And Ford doesn’t? “Well, I try hard to do it every day.”
The key difference that makes Nenshi appealing and Ford embarrassing is that Nenshi is common, but he’s not a clown. Despite his Ivy League education, Nenshi is a plebian. Ford, even without the scandal, is a tribalist who scores points with hostility while denying his own failings.
Nenshi isn’t perfect, but he’s human in a more agreeable way. He jokes and teases and goofs around; he can be petulant and sucky in the face of criticism; he wears his feelings on his sleeve; he’s stingy and a complete nerd. Calgarians realize we’ve elected an intelligent, probably honest man who would otherwise be playing Warhammer with the rest of the nerds in one of Mount Royal University’s study rooms. That’s a plebian the city can get behind.
Likable as the great dork is, though, Nenshi risks letting it go to his head.
“I am so lifting you over this balcony one day, Daorcey, to re-enact the scene from Lion King ,” he says to his media advisor, Daorcey Le Bray, while having his photo taken on a city hall balcony.
“Everything the light touches is your kingdom,” his assistant replies.
“We need adoring throngs to cheer, though, hopefully made up of sensitive animals….” says Nenshi. “I think that would be awesome.”
He smartens up when he remembers he interrupted his own interview to goof off.
“I’m not smart enough to have different modes of behaviour for different people. You just get who I am,” he says. “Sometimes the media are like, ‘whoa, he teases us, that’s weird.’ And sometimes they’re surprised that I will actually call them on stuff if I think it’s incorrect. I think everyone’s got a job to do and I will never begrudge anyone their job, but I also think that we owe it to citizens to make sure that we are accurate in what we do. And sometimes I call people on that and they call me thin-skinned for that. I just call it being fair.
“Everyone’s not going to agree on everything in a city this big. And I think the great thing that we’ve evolved in the city is a culture where we can actually talk to one another, where we’re not blinded by ideology or by where we stand, and in fact can just have conversations about what’s right for the city outside of the left and right spectrum that no one really cares about.”
His opponents, however, typified by crusty potential 2013 mayoral candidate Dave Rutherford, do care about it.
“But I don’t think citizens care about it,” Nenshi responds.
He points out citizen satisfaction rates are the highest they’ve ever been and attributes the municipal government’s success of late to an overarching policy of citizen participation. That doesn’t mean he takes it for granted, or was even sure he wanted to stay in the mayor’s office long enough to hoist his staff over the balcony.
“It actually was difficult to decide to run again. I don’t think of myself as a career politician and I really spent some time thinking…. I decided that there’s still a lot more to be done. We’ve started, set the wheels in motion on a number of things — particularly around transforming government and figuring out how to make this government more citizen-focused and more effective — [but] there’s still a lot of work to be done…. As we go into the election I think that will be an opportunity to have a deeper conversation with Calgarians about a bunch of things. We do need to talk about the structural issues in our budget, and about our debt and about how difficult it is for the city to provide the services that people need. We need to have a real conversation in the city about poverty.

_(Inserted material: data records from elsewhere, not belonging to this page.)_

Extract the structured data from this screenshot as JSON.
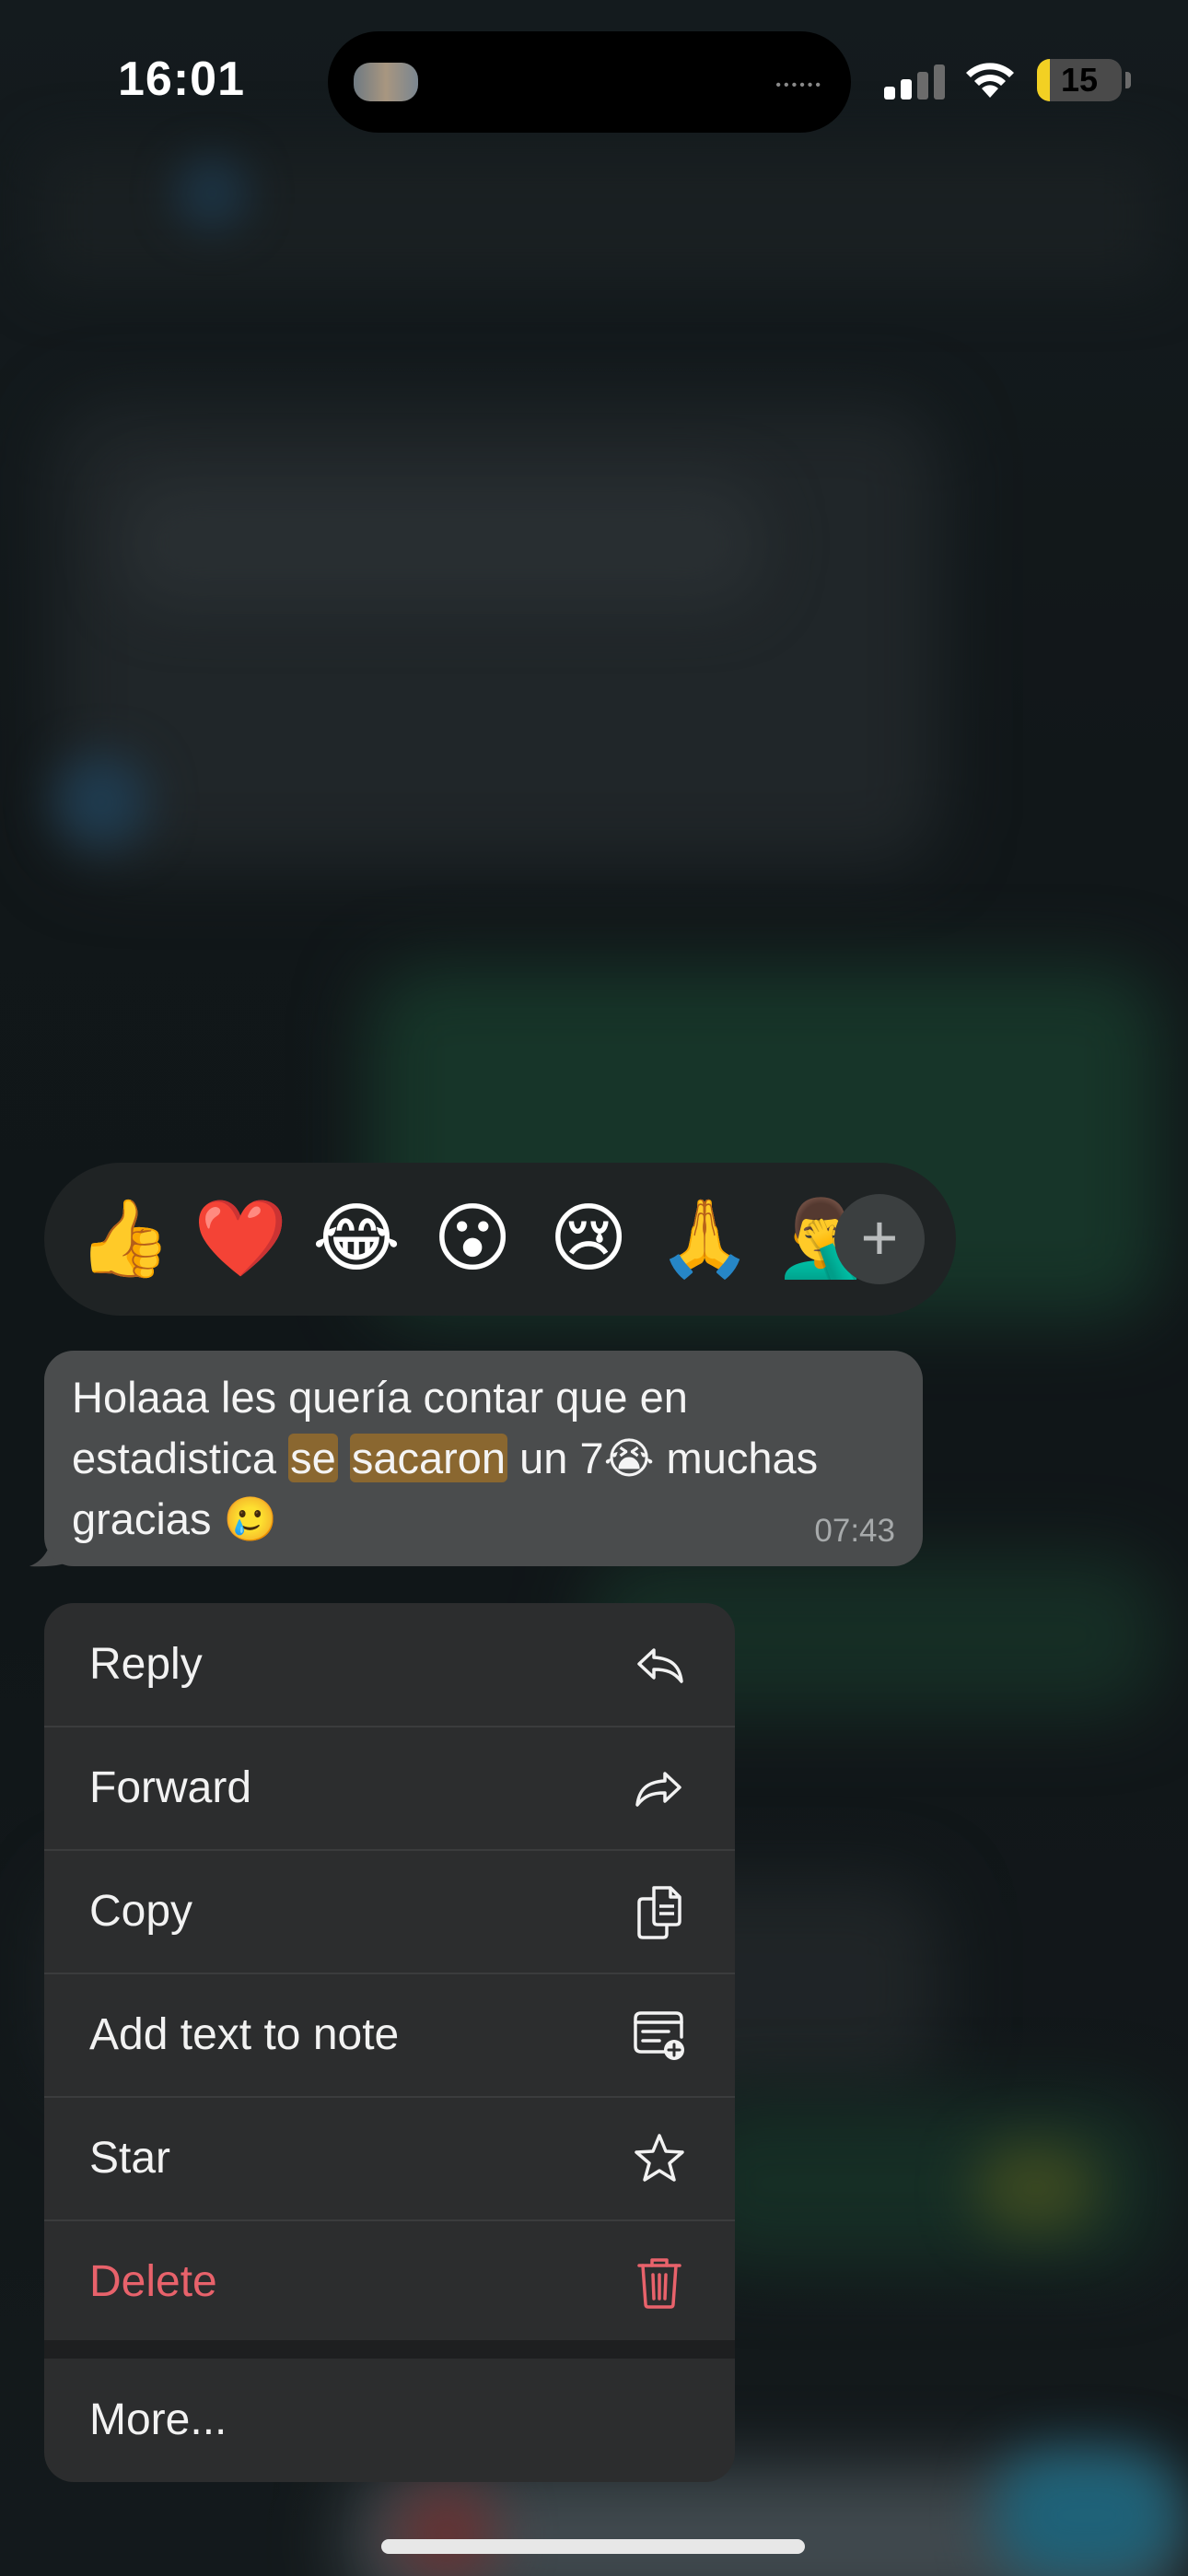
{
  "status_bar": {
    "time": "16:01",
    "battery_level": "15",
    "battery_fraction": 0.15,
    "signal_bars_active": 2,
    "accent_battery": "#f2d023"
  },
  "reactions": {
    "items": [
      "👍",
      "❤️",
      "😂",
      "😮",
      "😢",
      "🙏",
      "🤦‍♂️"
    ],
    "more_label": "+"
  },
  "message": {
    "text_before": "Holaaa les quería contar que en estadistica ",
    "highlight_1": "se",
    "between": " ",
    "highlight_2": "sacaron",
    "text_after": " un 7😭 muchas gracias 🥲",
    "time": "07:43",
    "highlight_color": "#8a6730"
  },
  "menu": {
    "items": [
      {
        "label": "Reply",
        "icon": "reply-icon"
      },
      {
        "label": "Forward",
        "icon": "forward-icon"
      },
      {
        "label": "Copy",
        "icon": "copy-icon"
      },
      {
        "label": "Add text to note",
        "icon": "add-note-icon"
      },
      {
        "label": "Star",
        "icon": "star-icon"
      },
      {
        "label": "Delete",
        "icon": "trash-icon",
        "color": "#e8626b"
      }
    ],
    "more_label": "More..."
  }
}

“Three years later I’m still humbled by the fact that people are willing to put their hopes and dreams for the city in my hands even for a second, and that is overwhelming and humbling, but it’s also exhilarating and I hope that I’ll be able to do something good with it.”